Start of Block
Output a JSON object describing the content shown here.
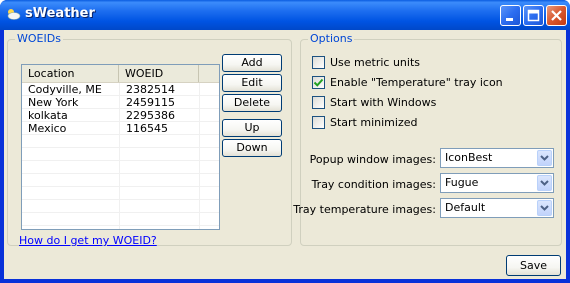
{
  "window": {
    "title": "sWeather",
    "controls": [
      "minimize",
      "maximize",
      "close"
    ]
  },
  "woeids": {
    "group_label": "WOEIDs",
    "columns": [
      "Location",
      "WOEID"
    ],
    "rows": [
      {
        "location": "Codyville, ME",
        "woeid": "2382514"
      },
      {
        "location": "New York",
        "woeid": "2459115"
      },
      {
        "location": "kolkata",
        "woeid": "2295386"
      },
      {
        "location": "Mexico",
        "woeid": "116545"
      }
    ],
    "buttons": {
      "add": "Add",
      "edit": "Edit",
      "delete": "Delete",
      "up": "Up",
      "down": "Down"
    },
    "help_link": "How do I get my WOEID?"
  },
  "options": {
    "group_label": "Options",
    "checkboxes": [
      {
        "label": "Use metric units",
        "checked": false
      },
      {
        "label": "Enable \"Temperature\" tray icon",
        "checked": true
      },
      {
        "label": "Start with Windows",
        "checked": false
      },
      {
        "label": "Start minimized",
        "checked": false
      }
    ],
    "selects": [
      {
        "label": "Popup window images:",
        "value": "IconBest"
      },
      {
        "label": "Tray condition images:",
        "value": "Fugue"
      },
      {
        "label": "Tray temperature images:",
        "value": "Default"
      }
    ]
  },
  "footer": {
    "save_label": "Save"
  },
  "colors": {
    "titlebar": "#0054e3",
    "group_label": "#0046d5",
    "link": "#0000ff",
    "client_bg": "#ece9d8"
  }
}
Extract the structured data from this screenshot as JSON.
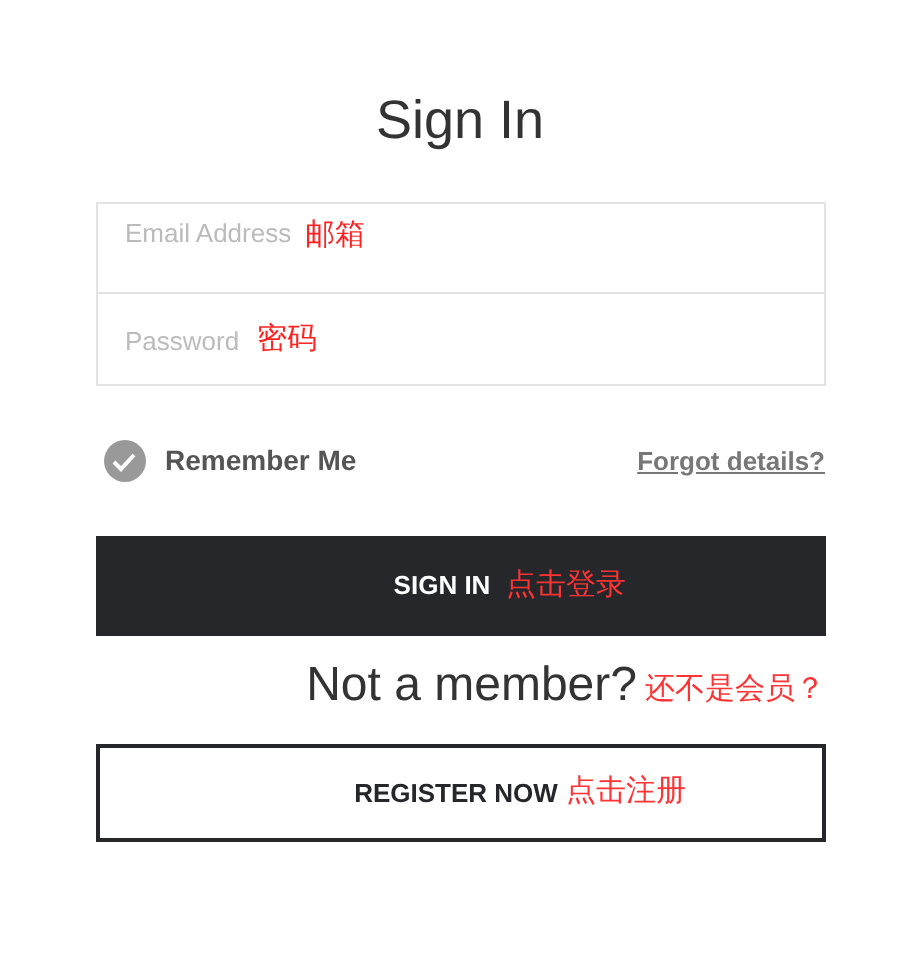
{
  "title": "Sign In",
  "fields": [
    {
      "placeholder": "Email Address",
      "annotation": "邮箱"
    },
    {
      "placeholder": "Password",
      "annotation": "密码"
    }
  ],
  "remember": {
    "label": "Remember Me",
    "checked": true
  },
  "forgot_link": "Forgot details?",
  "sign_in_button": {
    "label": "SIGN IN",
    "annotation": "点击登录"
  },
  "member_prompt": {
    "text": "Not a member?",
    "annotation": "还不是会员？"
  },
  "register_button": {
    "label": "REGISTER NOW",
    "annotation": "点击注册"
  }
}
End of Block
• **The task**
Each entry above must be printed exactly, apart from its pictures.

• **Response area**
Output a JSON object describing the content shown here.
{
  "window": {
    "title": "sWeather",
    "controls": [
      "minimize",
      "maximize",
      "close"
    ]
  },
  "woeids": {
    "group_label": "WOEIDs",
    "columns": [
      "Location",
      "WOEID"
    ],
    "rows": [
      {
        "location": "Codyville, ME",
        "woeid": "2382514"
      },
      {
        "location": "New York",
        "woeid": "2459115"
      },
      {
        "location": "kolkata",
        "woeid": "2295386"
      },
      {
        "location": "Mexico",
        "woeid": "116545"
      }
    ],
    "buttons": {
      "add": "Add",
      "edit": "Edit",
      "delete": "Delete",
      "up": "Up",
      "down": "Down"
    },
    "help_link": "How do I get my WOEID?"
  },
  "options": {
    "group_label": "Options",
    "checkboxes": [
      {
        "label": "Use metric units",
        "checked": false
      },
      {
        "label": "Enable \"Temperature\" tray icon",
        "checked": true
      },
      {
        "label": "Start with Windows",
        "checked": false
      },
      {
        "label": "Start minimized",
        "checked": false
      }
    ],
    "selects": [
      {
        "label": "Popup window images:",
        "value": "IconBest"
      },
      {
        "label": "Tray condition images:",
        "value": "Fugue"
      },
      {
        "label": "Tray temperature images:",
        "value": "Default"
      }
    ]
  },
  "footer": {
    "save_label": "Save"
  },
  "colors": {
    "titlebar": "#0054e3",
    "group_label": "#0046d5",
    "link": "#0000ff",
    "client_bg": "#ece9d8"
  }
}
Extract the structured data from this screenshot as JSON.
{
  "title": "Sign In",
  "fields": [
    {
      "placeholder": "Email Address",
      "annotation": "邮箱"
    },
    {
      "placeholder": "Password",
      "annotation": "密码"
    }
  ],
  "remember": {
    "label": "Remember Me",
    "checked": true
  },
  "forgot_link": "Forgot details?",
  "sign_in_button": {
    "label": "SIGN IN",
    "annotation": "点击登录"
  },
  "member_prompt": {
    "text": "Not a member?",
    "annotation": "还不是会员？"
  },
  "register_button": {
    "label": "REGISTER NOW",
    "annotation": "点击注册"
  }
}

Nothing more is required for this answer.